INFORMATION Block Start

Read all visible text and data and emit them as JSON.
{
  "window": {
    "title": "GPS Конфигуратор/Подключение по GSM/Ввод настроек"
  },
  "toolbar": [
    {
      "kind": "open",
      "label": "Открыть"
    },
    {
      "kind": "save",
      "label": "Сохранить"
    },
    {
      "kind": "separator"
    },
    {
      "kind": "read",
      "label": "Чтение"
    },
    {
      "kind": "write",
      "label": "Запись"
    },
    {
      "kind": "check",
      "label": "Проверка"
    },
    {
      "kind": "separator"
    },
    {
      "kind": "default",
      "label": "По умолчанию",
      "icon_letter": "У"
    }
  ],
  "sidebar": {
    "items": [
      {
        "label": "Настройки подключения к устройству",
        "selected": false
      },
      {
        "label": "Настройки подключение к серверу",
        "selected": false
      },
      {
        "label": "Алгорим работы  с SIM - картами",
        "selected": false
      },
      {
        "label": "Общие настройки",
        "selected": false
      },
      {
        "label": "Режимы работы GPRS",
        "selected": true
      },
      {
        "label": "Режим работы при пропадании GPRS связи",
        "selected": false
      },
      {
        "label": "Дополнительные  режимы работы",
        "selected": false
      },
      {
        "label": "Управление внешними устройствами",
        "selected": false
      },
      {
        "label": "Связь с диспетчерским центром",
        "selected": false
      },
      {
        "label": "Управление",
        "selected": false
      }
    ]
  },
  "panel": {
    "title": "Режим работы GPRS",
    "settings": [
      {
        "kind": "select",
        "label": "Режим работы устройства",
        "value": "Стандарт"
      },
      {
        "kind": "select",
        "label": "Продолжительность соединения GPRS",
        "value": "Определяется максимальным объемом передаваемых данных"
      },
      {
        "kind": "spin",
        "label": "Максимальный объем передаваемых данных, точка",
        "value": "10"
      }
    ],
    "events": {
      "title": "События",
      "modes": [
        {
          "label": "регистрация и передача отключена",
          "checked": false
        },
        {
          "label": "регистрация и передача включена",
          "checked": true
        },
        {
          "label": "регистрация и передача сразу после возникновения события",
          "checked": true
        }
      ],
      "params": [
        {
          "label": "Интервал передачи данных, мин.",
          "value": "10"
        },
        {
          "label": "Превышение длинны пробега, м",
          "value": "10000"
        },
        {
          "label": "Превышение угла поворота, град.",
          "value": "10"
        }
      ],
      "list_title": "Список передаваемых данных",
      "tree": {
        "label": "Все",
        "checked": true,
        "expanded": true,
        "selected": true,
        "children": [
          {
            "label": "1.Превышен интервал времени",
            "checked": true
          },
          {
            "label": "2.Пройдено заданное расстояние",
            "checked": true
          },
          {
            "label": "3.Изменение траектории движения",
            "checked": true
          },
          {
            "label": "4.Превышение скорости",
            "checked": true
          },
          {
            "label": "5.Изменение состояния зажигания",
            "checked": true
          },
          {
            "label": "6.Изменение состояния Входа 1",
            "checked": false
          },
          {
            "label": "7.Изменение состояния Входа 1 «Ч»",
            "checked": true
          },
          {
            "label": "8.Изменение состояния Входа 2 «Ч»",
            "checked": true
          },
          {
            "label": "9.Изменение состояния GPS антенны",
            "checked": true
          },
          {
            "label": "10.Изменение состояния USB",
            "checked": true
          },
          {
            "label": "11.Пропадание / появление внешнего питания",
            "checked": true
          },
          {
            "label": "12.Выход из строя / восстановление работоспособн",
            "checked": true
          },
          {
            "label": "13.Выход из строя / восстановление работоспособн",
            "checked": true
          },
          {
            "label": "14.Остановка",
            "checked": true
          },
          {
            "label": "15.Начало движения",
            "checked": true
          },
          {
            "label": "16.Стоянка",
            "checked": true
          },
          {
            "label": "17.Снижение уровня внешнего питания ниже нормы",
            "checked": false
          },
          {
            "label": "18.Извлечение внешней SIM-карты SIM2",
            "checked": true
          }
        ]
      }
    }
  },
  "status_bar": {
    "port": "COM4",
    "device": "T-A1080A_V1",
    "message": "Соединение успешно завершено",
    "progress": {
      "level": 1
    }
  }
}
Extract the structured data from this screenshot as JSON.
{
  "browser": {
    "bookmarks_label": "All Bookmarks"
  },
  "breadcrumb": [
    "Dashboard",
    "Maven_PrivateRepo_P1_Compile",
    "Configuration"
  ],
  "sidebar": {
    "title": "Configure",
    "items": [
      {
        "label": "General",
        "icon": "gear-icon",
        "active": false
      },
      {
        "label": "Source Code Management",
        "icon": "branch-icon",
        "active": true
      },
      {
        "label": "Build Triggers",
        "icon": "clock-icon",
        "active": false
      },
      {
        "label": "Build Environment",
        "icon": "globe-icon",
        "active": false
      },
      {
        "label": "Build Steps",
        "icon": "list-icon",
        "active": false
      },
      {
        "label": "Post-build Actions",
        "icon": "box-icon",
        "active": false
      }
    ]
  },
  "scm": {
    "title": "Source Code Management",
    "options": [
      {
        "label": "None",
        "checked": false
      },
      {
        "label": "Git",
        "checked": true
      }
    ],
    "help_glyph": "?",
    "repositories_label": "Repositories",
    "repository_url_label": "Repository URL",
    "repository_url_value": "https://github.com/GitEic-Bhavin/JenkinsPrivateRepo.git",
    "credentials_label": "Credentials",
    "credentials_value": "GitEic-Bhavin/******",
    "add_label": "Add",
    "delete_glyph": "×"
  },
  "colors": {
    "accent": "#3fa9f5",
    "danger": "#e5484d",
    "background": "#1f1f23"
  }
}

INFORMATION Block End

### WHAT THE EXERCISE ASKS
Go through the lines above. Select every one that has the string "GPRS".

### RESULT FOR THIS TASK
        "label": "Режимы работы GPRS",
        "label": "Режим работы при пропадании GPRS связи",
    "title": "Режим работы GPRS",
        "label": "Продолжительность соединения GPRS",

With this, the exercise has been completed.